◆ Exercise details
Your answer should consist only of the records, copied exactly, with the images removed.

◆ Data provided
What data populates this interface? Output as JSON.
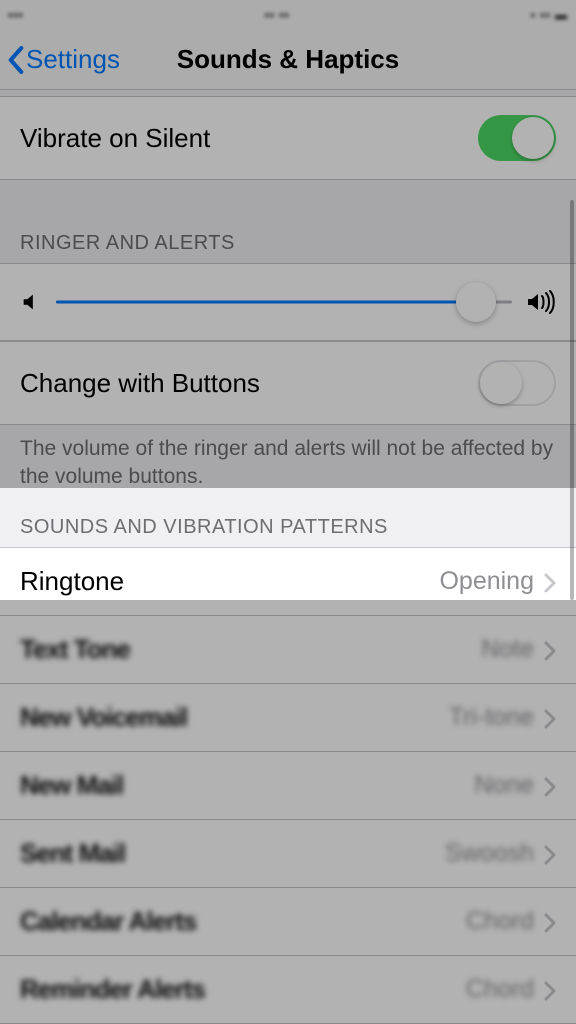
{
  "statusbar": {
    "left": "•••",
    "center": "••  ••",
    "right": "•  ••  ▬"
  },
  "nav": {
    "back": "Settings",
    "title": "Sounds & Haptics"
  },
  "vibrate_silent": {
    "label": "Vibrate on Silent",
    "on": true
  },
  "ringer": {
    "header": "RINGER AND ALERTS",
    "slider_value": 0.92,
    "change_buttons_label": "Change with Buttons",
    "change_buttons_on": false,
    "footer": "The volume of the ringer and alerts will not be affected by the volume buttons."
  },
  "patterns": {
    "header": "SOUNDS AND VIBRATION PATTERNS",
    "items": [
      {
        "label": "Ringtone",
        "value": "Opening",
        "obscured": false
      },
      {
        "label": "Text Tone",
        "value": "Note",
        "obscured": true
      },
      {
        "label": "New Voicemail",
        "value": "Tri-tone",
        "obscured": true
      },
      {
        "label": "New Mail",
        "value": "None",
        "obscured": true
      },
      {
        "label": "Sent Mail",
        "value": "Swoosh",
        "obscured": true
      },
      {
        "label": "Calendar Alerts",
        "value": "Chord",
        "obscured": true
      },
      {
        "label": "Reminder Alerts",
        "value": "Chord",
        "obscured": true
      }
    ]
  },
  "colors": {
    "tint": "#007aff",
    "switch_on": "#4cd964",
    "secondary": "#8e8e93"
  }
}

◆ Reply
What data populates this interface? Output as JSON.
{
  "statusbar": {
    "left": "•••",
    "center": "••  ••",
    "right": "•  ••  ▬"
  },
  "nav": {
    "back": "Settings",
    "title": "Sounds & Haptics"
  },
  "vibrate_silent": {
    "label": "Vibrate on Silent",
    "on": true
  },
  "ringer": {
    "header": "RINGER AND ALERTS",
    "slider_value": 0.92,
    "change_buttons_label": "Change with Buttons",
    "change_buttons_on": false,
    "footer": "The volume of the ringer and alerts will not be affected by the volume buttons."
  },
  "patterns": {
    "header": "SOUNDS AND VIBRATION PATTERNS",
    "items": [
      {
        "label": "Ringtone",
        "value": "Opening",
        "obscured": false
      },
      {
        "label": "Text Tone",
        "value": "Note",
        "obscured": true
      },
      {
        "label": "New Voicemail",
        "value": "Tri-tone",
        "obscured": true
      },
      {
        "label": "New Mail",
        "value": "None",
        "obscured": true
      },
      {
        "label": "Sent Mail",
        "value": "Swoosh",
        "obscured": true
      },
      {
        "label": "Calendar Alerts",
        "value": "Chord",
        "obscured": true
      },
      {
        "label": "Reminder Alerts",
        "value": "Chord",
        "obscured": true
      }
    ]
  },
  "colors": {
    "tint": "#007aff",
    "switch_on": "#4cd964",
    "secondary": "#8e8e93"
  }
}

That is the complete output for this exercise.